Assistant Professor Erin Workman is our newest tenure-line faculty member in the WRD department. She joined our faculty in the autumn quarter, teaching both WRD 103 Composition and Rhetoric I and WRD 104: Composition and Rhetoric II. This quarter, Workman is teaching a graduate course, WRD 540: Teaching Writing, and the undergraduate course, WRD 209: Genre and Discourse.
Before joining us here at DePaul, Workman was a Ph.D. student at Florida State University (FSU). There she researched writing transfer, which Workman refers to as the way writers repurpose their knowledge as they move across different contexts. In her dissertation, she analyzed students of first-year writing, but in the future, she also hopes to follow students after their first year in a writing program. She continues to do research on writing transfer here at DePaul.
Workman is currently in the process of developing surveys, focus groups, and interviews of a representative sample of incoming first-year undergraduates to follow them through the course of their time at DePaul. Ideally, she would like to also include time after the students graduate, to see how their writing practices inform what they go on to do in their careers.
Writing and portfolio assessment is also an interest area of Workman’s; specifically, the study of how we design assessments that aren’t harmful to students. She has examined anti-racist writing and portfolio assessment and other discriminatory or destructive practices that can inhibit a student’s growth in writing. Her goal is to encourage students to draw on all of the resources that are available to them in writing education; not just what is deemed acceptable in academia.
The first research project that got Workman into writing and rhetoric was researching the way that readers respond to students’ reflective writing in assessment contexts. Her time at University of Maine (U-Maine), where she received her master’s degree, informed this work. She studied the way readers assessed portfolios as a final requirement for first-year writing. With this work, teachers were able to use more consistent material across sections to prepare students to pass the course. She has also done other research projects on writing transfer and teaching for transfer curriculum using the book Writing Across Contexts by Kathleen Yancey, Lianne Robertson, and Kara Taczak.
Workman hopes her research ultimately benefits students by helping teachers develop pedagogies that respect their students’ incoming knowledge in writing. She wants teachers to instead encourage students to build on the knowledge that they bring into the classroom. She believes students shouldn’t have to “unlearn” formats such as the five-paragraph essay, but instructors should instead develop assignments and activities that help students make connections across contexts.

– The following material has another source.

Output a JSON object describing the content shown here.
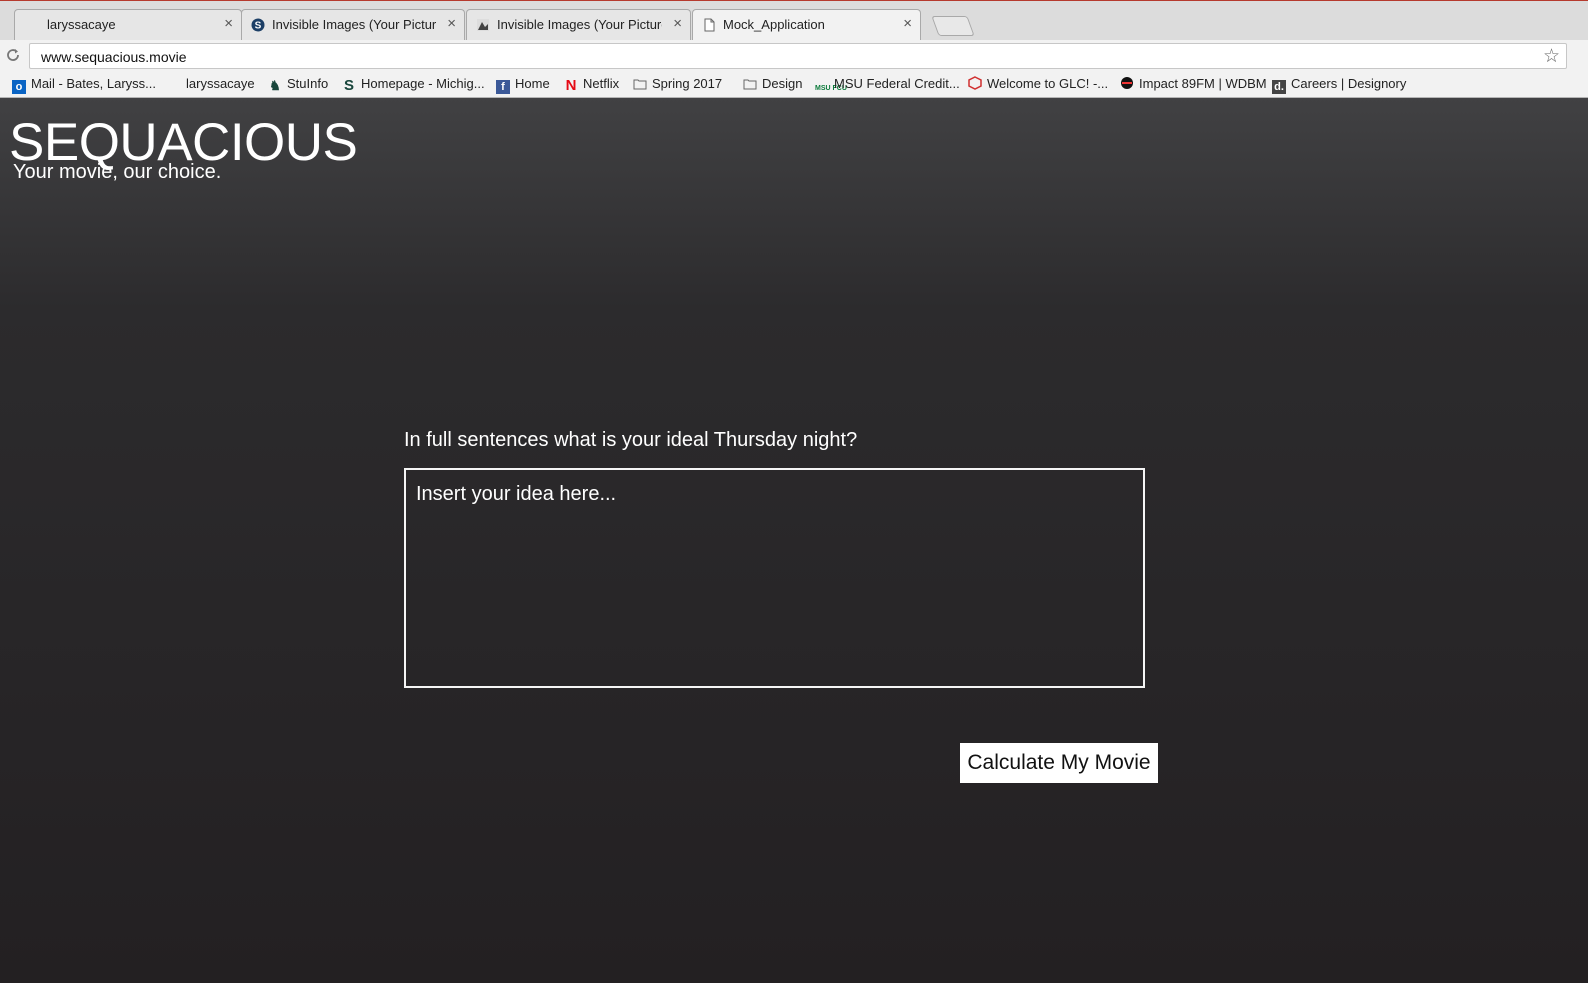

Workman will become the Director of First-Year Writing in July after Professor Julie Bokser. She also works on many committees in the department including our Speaker Series committee, which plans logistics for bringing a visiting lecturer to campus every quarter.
Register for one of Professor Workman’s classes, and introduce yourself to her if you haven’t already!